_Exercise aim_
Check every line of the data below for the string "archive", and copy the ones that hold it.

_Data provided_
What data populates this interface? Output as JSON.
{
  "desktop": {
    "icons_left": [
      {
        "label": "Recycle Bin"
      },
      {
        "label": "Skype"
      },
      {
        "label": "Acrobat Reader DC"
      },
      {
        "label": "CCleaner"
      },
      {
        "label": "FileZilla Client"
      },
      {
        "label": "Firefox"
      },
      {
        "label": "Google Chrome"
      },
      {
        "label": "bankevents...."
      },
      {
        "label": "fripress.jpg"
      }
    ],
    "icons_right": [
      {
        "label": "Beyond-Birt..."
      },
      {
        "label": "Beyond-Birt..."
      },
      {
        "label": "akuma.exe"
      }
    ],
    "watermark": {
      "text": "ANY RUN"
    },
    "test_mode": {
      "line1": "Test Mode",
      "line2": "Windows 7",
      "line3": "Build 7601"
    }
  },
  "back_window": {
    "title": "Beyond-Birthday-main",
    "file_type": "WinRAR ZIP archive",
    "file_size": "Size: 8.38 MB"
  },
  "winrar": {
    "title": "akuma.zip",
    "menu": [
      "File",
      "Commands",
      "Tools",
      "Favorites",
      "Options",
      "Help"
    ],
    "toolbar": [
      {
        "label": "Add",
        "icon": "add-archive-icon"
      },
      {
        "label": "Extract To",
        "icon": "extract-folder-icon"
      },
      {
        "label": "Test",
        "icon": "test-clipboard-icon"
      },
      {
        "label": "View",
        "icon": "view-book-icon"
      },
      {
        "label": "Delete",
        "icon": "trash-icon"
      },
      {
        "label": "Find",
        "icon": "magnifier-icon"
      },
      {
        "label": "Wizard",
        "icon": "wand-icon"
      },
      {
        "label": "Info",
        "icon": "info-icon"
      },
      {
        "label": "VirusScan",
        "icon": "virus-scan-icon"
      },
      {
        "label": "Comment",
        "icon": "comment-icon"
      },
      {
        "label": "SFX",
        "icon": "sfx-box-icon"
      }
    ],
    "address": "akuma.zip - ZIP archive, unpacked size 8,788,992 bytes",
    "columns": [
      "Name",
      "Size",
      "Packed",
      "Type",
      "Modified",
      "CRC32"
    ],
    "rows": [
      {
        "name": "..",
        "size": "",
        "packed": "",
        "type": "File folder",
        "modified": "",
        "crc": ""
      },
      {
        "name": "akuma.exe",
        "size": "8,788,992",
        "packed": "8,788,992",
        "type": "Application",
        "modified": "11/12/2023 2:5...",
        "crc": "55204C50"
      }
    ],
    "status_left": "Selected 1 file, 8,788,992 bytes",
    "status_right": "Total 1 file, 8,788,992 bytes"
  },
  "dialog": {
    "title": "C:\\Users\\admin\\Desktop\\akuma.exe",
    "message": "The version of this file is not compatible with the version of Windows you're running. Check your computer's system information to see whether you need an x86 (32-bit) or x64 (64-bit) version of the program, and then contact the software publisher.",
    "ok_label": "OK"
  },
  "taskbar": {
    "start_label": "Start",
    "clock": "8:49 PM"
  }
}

_Solution_
    "file_type": "WinRAR ZIP archive",
        "icon": "add-archive-icon"
    "address": "akuma.zip - ZIP archive, unpacked size 8,788,992 bytes",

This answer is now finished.